TASK REQUIREMENTS -> Whenever a line in the listing contains "your", copy that line.

☆ ☆ ☆

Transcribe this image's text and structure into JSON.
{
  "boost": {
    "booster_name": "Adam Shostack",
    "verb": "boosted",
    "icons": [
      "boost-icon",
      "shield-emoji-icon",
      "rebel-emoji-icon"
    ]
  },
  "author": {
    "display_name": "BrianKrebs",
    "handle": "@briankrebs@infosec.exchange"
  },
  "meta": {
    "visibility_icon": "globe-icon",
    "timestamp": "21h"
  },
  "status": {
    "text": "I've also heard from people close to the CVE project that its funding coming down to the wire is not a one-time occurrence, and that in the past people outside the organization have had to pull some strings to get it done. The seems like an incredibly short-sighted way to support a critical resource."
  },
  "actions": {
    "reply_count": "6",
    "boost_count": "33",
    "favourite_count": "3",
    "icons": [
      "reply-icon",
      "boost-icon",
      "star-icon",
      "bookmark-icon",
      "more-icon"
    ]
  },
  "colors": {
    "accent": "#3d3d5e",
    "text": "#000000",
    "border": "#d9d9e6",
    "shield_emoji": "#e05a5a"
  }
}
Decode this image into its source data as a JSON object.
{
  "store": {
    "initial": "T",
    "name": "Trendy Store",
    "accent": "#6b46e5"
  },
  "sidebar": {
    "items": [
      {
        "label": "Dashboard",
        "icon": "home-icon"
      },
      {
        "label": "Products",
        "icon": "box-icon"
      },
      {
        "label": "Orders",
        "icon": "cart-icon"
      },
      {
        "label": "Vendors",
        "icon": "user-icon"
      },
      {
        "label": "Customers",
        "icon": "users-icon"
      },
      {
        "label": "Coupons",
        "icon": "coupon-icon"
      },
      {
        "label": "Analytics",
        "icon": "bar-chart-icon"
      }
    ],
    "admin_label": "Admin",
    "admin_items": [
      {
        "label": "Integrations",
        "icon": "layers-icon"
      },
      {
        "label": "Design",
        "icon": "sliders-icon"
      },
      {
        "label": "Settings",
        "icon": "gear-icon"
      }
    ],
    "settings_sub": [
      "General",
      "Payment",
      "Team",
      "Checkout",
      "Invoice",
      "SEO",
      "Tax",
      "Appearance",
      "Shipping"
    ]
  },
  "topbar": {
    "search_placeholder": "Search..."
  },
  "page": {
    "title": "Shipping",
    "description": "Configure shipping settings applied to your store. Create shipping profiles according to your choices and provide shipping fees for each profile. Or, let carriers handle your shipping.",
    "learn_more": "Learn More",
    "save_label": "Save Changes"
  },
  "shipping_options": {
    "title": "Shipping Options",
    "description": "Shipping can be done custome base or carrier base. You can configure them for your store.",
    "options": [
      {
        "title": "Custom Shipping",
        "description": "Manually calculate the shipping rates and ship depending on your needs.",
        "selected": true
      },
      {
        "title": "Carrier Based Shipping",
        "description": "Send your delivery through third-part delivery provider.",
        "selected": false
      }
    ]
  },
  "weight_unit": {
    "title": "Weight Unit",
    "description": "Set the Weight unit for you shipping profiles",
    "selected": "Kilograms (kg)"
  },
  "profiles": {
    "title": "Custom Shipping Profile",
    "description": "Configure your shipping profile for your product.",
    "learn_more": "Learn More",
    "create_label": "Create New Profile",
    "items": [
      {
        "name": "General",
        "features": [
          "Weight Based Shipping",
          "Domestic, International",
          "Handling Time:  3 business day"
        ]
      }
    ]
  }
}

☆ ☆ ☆

OUTPUT OF THE EXERCISE ->
    "description": "Configure shipping settings applied to your store. Create shipping profiles according to your choices and provide shipping fees for each profile. Or, let carriers handle your shipping.",
    "description": "Shipping can be done custome base or carrier base. You can configure them for your store.",
        "description": "Manually calculate the shipping rates and ship depending on your needs.",
        "description": "Send your delivery through third-part delivery provider.",
    "description": "Configure your shipping profile for your product.",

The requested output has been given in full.